Some motorists were told their cars were beyond repair, only to see the crooks riding round in them.
Anyone who complained was intimidated or threatened.
Last April, four men from the same family were convicted of fraud in relation to the car firms. Ringleader Paul Dockerill, 51, from Weybridge in Surrey, was jailed for four and a half years.
Two of his sons were also jailed, another received a suspended sentence.
Exchange Engines Limited was closed down by the High Court with no recorded assets.
51% of Lloyds’ new daily fee on overdrafts
D.S. writes: There does not seem to have been much reaction to the decision by Lloyds Bank to introduce a ‘new daily overdraft fee’ of 1p per day for every £7 of overdraft.
I phoned the bank and asked if I was correct in calculating this to be a 51 per cent annual percentage rate. The lady who answered did not disagree, but she insisted there was no such rate because the fee is charged daily.
Tony Hetherington replies: The new system came into force two months ago but was announced last July.
Your arithmetic is absolutely right, assuming that a customer has an unchanged overdraft that lasts a year. Anyone in this position would be well advised to borrow elsewhere.
Even a credit card is likely to be cheaper. Of course, most people who have an overdraft see it fluctuate, and Lloyds told me: ‘More than nine in ten will either be better off or unaffected financially by the changes.’
For example, the bank says its typical overdraft is around £450. Before the change, a ‘classic’ current account customer who went overdrawn for a week to the tune of £450 would be charged £7.49, but under the new scheme they will pay £4.48. The one in ten who could be worse off should get out their calculators and start shopping around.

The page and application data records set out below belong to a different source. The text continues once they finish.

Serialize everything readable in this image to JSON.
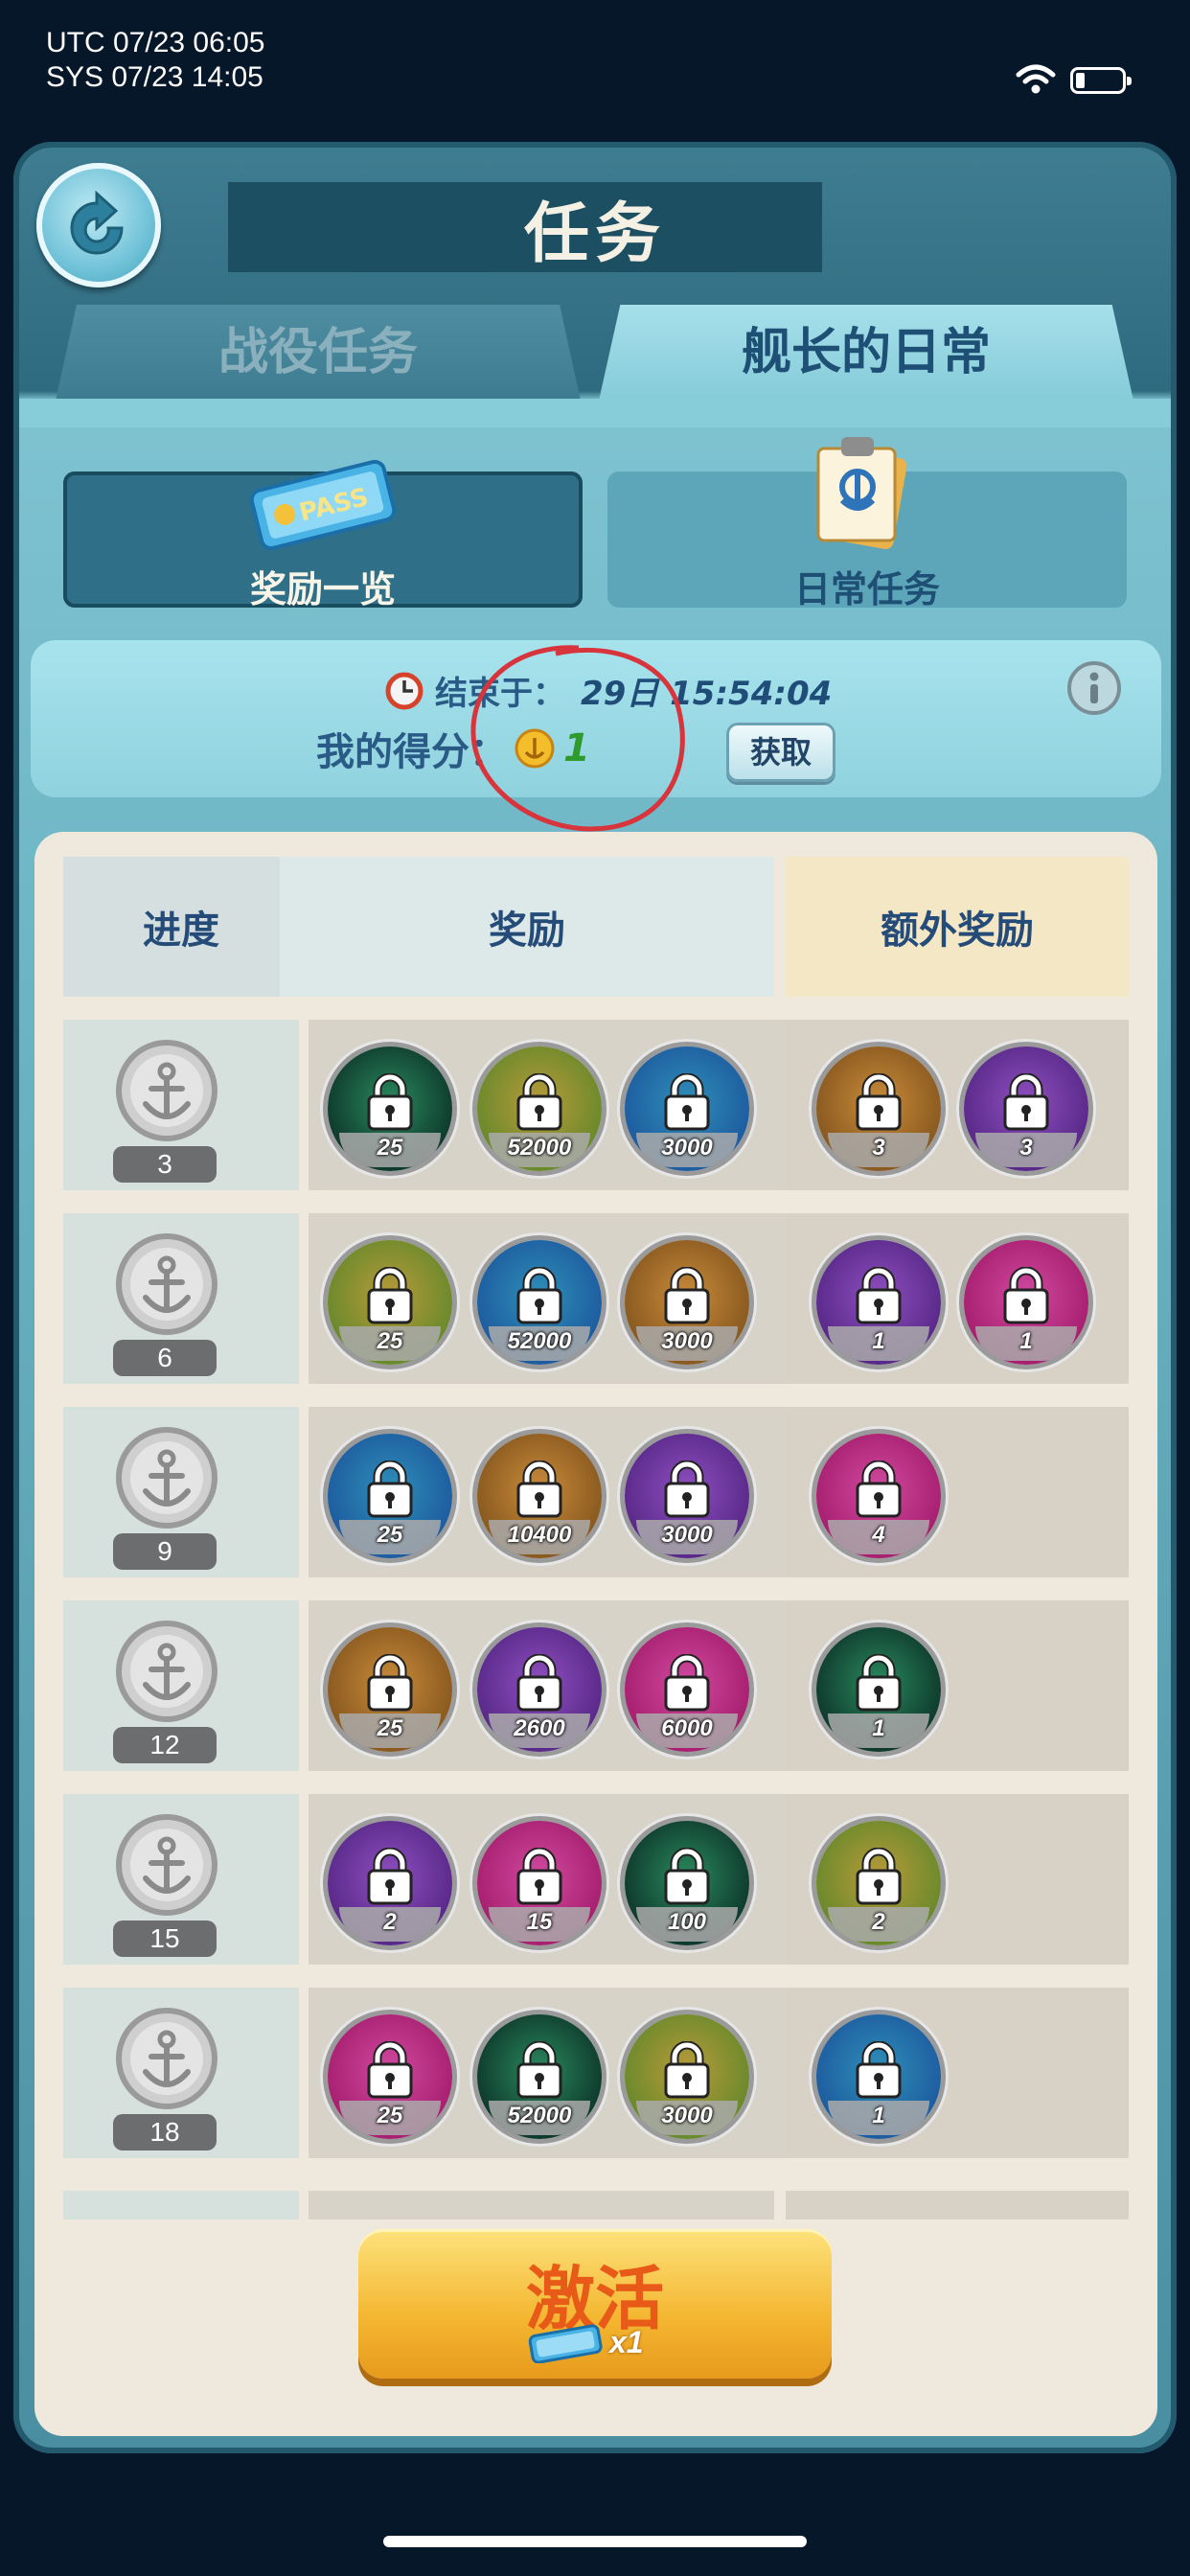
{
  "status_bar": {
    "utc": "UTC 07/23 06:05",
    "sys": "SYS 07/23 14:05"
  },
  "header": {
    "title": "任务"
  },
  "tabs": {
    "campaign": "战役任务",
    "daily": "舰长的日常"
  },
  "subtabs": {
    "rewards_overview": "奖励一览",
    "daily_tasks": "日常任务",
    "pass_icon_text": "PASS"
  },
  "info": {
    "ends_label": "结束于：",
    "ends_value": "29日 15:54:04",
    "score_label": "我的得分：",
    "score_value": "1",
    "get_button": "获取"
  },
  "table": {
    "headers": {
      "progress": "进度",
      "rewards": "奖励",
      "extra": "额外奖励"
    },
    "rows": [
      {
        "level": "3",
        "rewards": [
          "25",
          "52000",
          "3000"
        ],
        "extra": [
          "3",
          "3"
        ]
      },
      {
        "level": "6",
        "rewards": [
          "25",
          "52000",
          "3000"
        ],
        "extra": [
          "1",
          "1"
        ]
      },
      {
        "level": "9",
        "rewards": [
          "25",
          "10400",
          "3000"
        ],
        "extra": [
          "4"
        ]
      },
      {
        "level": "12",
        "rewards": [
          "25",
          "2600",
          "6000"
        ],
        "extra": [
          "1"
        ]
      },
      {
        "level": "15",
        "rewards": [
          "2",
          "15",
          "100"
        ],
        "extra": [
          "2"
        ]
      },
      {
        "level": "18",
        "rewards": [
          "25",
          "52000",
          "3000"
        ],
        "extra": [
          "1"
        ]
      }
    ]
  },
  "activate": {
    "label": "激活",
    "qty": "x1"
  },
  "colors": {
    "accent_red": "#d8343c",
    "score_green": "#2f9a2e",
    "button_orange": "#e85a18"
  }
}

If you believe you are the victim of financial wrongdoing, write to Tony Hetherington at Financial Mail, 2 Derry Street, London W8 5TS or email firstname.lastname@example.org. Because of the high volume of enquiries, personal replies cannot be given. Please send only copies of original documents, which we regret cannot be returned.
Time’s up as watch firm goes into liquidation
STOPPED: Paragon Time Trading has £417,220 liabilities
A company whose shares were illegally sold to the public has collapsed into liquidation with around £400,000 unaccounted for.
Paragon Time Trading Limited offered shares at 60p each, claiming the cash would be used to buy luxury watches that would be rented out to customers who wanted a flashy timepiece for a special occasion.
Since last August we had warned that one of the company’s two directors could not be traced, and there were question marks over the number of customers it claimed it had.
Worse still, the shares were marketed unlawfully, through cold calls and with false claims, by a separate firm, IFRC Consultants Limited, which also calls itself Incrementum Funding.
The firm was not licensed by watchdog the Financial Conduct Authority, so its marketing efforts were a criminal offence. I also exposed one of its salesmen, Spencer George, as a previous peddler of worthless carbon credit investments.
Paragon boss Richard Ludgate has now put the company into liquidation. An initial statement of affairs is due to be published by Companies House.
This will show that according to Ludgate, the company has no assets, and liabilities of £417,220, including £382,120 raked in from investors. The figure is likely to rise as more investors come forward.
The watchdog took no action to halt the share sales at an early stage, despite being offered evidence by The Mail on Sunday.
An investigation has now been opened by the City of London Police.